- This is a personal conflict between individuals. The passage specifically says, “If someone has wronged you.” This passage, while vital and helpful to the healing and restoration of personal relationships, clearly has a limited application.
- There are witnesses to the situation to establish the facts.
- The judgments and punishments that the church has at its disposal (disfellowship or excommunication, for example) are sufficient to provide justice and the possibility of restoration.
- The wrongdoing is of sufficient seriousness that, if guilt is in fact determined, excommunication is an appropriate response.
For situations in which these conditions exist, this passage is prescriptive and helpful.
However, it should be obvious that these conditions are not present in many conflicts and controversies, even between those who are Christians. Most differences of opinion and interpersonal conflicts do not rise to a level requiring adjudication by a church body.
On the other end of the scale, neither should this passage prevent the victim of a crime from going immediately to the police, even if the perpetrator was a fellow church member. Nor would it prevent a Christian police officer from writing a ticket to a speeder – even if they were members of the same church. A widow would not be violating Matthew 18 if she sued an insurance company – even a Christian owned agency – for failing to pay upon the death of her husband.
In short, Matthew 18 is powerful and effective for dealing with specific kinds of conflicts and sinful behavior within the church. It also provides principles (which we discuss below) for dealing with many other kinds of conflicts. However, it is not a “one size fits all” solution to bringing wrongdoers in the church to repentance and restoration. Nor does it provide specific guidance for providing justice and restitution to victims. Scripture provides guidance elsewhere for answers to such questions. The “whole counsel of God” requires us to include — but not be limited to — Matthew 18 in our consideration of such matters.
So Matthew 18 rarely applies directly in matters of investigative journalism. Nonetheless, investigative journalism, governmental authorities (police and the justice system), and other institutions of civil society can help bring justice, heal relationships, and restore victims. And the principles of Matthew 18 can be an aid to these outcomes.
The Principles of Matthew 18 Applied to Journalism
While it may not be possible to adhere strictly to the prescription laid out in Matthew 18 in every case, it is possible to keep the goals and principles in mind. These goals and principles include:
Hold The Wrongdoer Accountable. These are the clear goals of Matthew 18, and they should also be the goals of responsible journalists.
The Testimony of “Two or Three Witnesses.” Matthew 18 says that if the wrongdoer does not repent when confronted, the person wronged should bring “two or three witnesses” to corroborate the matter.
This language is an echo of Deuteronomy 19:15, which says: “One witness is not enough to convict anyone accused of any crime or offense they may have committed. A matter must be established by the testimony of two or three witnesses.” Responsible journalists should follow the same principle and have at least two sources for any contested facts in a story.

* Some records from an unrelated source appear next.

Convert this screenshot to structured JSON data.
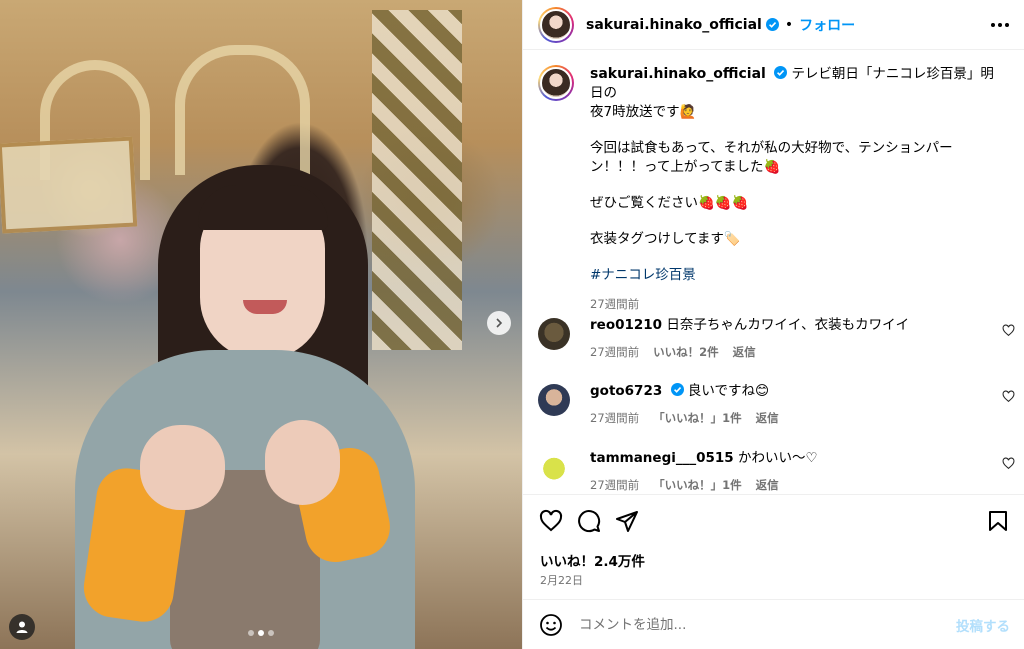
{
  "post": {
    "username": "sakurai.hinako_official",
    "verified": true,
    "follow_label": "フォロー",
    "separator": "•"
  },
  "caption": {
    "lines": [
      "テレビ朝日「ナニコレ珍百景」明日の",
      "夜7時放送です🙋",
      "今回は試食もあって、それが私の大好物で、テンションパー",
      "ン！！！って上がってました🍓",
      "ぜひご覧ください🍓🍓🍓",
      "衣装タグつけしてます🏷️"
    ],
    "hashtag": "#ナニコレ珍百景",
    "time": "27週間前"
  },
  "comments": [
    {
      "user": "reo01210",
      "verified": false,
      "text": "日奈子ちゃんカワイイ、衣装もカワイイ",
      "time": "27週間前",
      "likes": "いいね！2件",
      "reply": "返信"
    },
    {
      "user": "goto6723",
      "verified": true,
      "text": "良いですね😊",
      "time": "27週間前",
      "likes": "「いいね！」1件",
      "reply": "返信"
    },
    {
      "user": "tammanegi___0515",
      "verified": false,
      "text": "かわいい〜♡",
      "time": "27週間前",
      "likes": "「いいね！」1件",
      "reply": "返信"
    }
  ],
  "actions": {
    "likes": "いいね！2.4万件",
    "date": "2月22日"
  },
  "comment_input": {
    "placeholder": "コメントを追加...",
    "post_label": "投稿する"
  },
  "carousel": {
    "slides": 3,
    "active": 1
  },
  "colors": {
    "link": "#0095f6",
    "hashtag": "#00376b",
    "muted": "#737373",
    "post_disabled": "#b2dffc"
  }
}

Process matters. Though the Christian journalist is not compelled to follow Matthew 18 in the pursuit of a news story, a Christian journalist should ask if a biblical process of accountability and restoration is already at work. If so, will this story derail or impede that process? If the answer to either of these questions is “yes,” it is the policy of MinistryWatch to refrain from such a story until the restoration process is complete, has broken down, or has been made public by the parties involved.
In the final analysis, Matthew 18 is not prescriptive for the Christian journalist. However, both Matthew 18 and the responsible Christian journalist do agree on one vital point: The truth matters. Both Christian journalists in pursuit of a story, and those who attempt to apply Matthew 18 in matters of church discipline, should never lose sight of this pre-eminent goal.